── Stored data
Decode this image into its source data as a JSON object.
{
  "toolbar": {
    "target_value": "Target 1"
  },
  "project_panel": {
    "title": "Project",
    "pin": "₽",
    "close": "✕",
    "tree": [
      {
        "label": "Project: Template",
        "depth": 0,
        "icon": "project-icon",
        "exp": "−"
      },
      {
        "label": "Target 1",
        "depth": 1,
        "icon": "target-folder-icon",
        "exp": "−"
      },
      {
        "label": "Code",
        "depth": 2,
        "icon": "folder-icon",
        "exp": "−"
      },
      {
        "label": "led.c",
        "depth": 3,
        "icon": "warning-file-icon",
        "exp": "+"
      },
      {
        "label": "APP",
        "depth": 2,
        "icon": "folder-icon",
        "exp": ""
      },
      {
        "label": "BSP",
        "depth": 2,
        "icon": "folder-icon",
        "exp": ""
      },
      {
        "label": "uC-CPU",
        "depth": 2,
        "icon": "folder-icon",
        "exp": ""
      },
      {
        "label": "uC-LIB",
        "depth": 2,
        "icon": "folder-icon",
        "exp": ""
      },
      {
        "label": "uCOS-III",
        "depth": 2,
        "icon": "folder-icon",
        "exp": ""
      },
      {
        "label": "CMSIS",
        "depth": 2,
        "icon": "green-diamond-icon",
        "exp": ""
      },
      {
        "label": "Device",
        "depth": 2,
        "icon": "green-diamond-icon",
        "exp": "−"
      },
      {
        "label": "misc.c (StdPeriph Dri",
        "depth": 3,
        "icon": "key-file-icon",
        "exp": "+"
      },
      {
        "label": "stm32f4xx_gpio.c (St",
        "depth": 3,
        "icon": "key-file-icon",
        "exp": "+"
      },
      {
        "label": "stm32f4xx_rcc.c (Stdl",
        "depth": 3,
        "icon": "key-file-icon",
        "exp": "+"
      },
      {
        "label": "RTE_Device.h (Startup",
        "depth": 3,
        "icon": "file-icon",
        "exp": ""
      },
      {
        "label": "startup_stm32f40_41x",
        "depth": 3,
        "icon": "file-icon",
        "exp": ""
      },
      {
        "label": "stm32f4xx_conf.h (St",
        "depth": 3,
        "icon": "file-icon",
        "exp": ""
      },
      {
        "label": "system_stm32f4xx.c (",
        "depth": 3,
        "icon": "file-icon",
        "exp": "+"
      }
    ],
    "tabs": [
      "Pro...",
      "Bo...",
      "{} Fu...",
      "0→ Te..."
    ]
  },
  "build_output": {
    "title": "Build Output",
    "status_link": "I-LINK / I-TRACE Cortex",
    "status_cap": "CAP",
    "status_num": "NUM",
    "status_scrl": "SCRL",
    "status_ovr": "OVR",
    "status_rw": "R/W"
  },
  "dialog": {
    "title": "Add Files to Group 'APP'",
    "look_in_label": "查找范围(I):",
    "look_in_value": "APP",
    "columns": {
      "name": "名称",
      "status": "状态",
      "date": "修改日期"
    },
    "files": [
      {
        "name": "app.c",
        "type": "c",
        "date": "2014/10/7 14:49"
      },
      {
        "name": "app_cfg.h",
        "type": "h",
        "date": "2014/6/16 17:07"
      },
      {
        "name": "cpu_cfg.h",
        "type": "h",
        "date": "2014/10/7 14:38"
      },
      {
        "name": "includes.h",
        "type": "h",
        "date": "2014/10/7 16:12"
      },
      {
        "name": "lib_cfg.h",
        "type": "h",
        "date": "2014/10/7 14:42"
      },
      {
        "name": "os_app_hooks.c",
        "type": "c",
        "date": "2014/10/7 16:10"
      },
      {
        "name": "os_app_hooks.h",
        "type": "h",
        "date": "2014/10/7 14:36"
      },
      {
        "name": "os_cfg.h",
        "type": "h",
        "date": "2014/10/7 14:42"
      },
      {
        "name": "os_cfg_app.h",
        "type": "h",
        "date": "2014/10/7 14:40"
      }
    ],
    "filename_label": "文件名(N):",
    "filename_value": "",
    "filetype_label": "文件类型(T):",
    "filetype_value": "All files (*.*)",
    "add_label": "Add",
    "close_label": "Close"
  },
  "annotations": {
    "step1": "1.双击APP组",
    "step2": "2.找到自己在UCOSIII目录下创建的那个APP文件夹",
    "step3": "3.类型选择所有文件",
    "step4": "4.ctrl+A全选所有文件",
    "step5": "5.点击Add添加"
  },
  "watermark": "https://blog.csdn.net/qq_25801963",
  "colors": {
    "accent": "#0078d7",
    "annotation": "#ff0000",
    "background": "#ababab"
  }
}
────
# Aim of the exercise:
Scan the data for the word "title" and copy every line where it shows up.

# Answer to the problem:
    "title": "Project",
    "title": "Build Output",
    "title": "Add Files to Group 'APP'",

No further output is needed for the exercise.